— TASK INSTRUCTIONS —
Each line that holds the string "ChangeDetection" counts once. Say how many such lines the entries have, giving the number only.

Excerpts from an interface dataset

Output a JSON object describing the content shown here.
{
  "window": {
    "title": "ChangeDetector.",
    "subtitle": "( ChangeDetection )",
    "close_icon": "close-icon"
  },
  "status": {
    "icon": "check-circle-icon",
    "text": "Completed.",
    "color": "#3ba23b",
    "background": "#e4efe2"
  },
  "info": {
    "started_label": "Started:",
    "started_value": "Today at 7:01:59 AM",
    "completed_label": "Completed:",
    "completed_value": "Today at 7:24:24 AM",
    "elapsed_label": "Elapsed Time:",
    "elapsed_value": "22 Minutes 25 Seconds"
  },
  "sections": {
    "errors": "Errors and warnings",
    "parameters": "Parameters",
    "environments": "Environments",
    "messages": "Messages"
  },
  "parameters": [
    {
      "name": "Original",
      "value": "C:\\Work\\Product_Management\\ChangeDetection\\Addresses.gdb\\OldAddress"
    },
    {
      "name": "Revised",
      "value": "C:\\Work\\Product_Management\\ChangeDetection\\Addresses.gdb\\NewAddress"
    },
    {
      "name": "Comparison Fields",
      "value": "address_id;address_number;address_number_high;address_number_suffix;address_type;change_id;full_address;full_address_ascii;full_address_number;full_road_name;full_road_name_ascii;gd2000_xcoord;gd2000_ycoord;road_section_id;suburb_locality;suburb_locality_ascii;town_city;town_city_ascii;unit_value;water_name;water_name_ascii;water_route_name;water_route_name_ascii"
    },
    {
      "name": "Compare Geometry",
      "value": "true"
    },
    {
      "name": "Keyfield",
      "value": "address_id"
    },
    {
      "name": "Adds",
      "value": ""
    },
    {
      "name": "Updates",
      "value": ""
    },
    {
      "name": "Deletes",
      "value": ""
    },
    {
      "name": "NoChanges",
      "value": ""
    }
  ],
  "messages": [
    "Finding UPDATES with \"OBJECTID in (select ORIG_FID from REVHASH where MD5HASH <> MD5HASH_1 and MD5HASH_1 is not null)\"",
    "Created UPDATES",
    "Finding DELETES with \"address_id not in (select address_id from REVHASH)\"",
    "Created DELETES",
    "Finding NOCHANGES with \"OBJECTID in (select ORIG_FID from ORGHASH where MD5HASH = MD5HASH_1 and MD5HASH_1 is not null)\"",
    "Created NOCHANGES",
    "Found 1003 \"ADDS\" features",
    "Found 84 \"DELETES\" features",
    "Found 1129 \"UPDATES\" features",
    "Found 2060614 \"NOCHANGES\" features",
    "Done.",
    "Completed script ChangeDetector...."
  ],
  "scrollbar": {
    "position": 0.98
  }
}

— TASK ANSWER —
3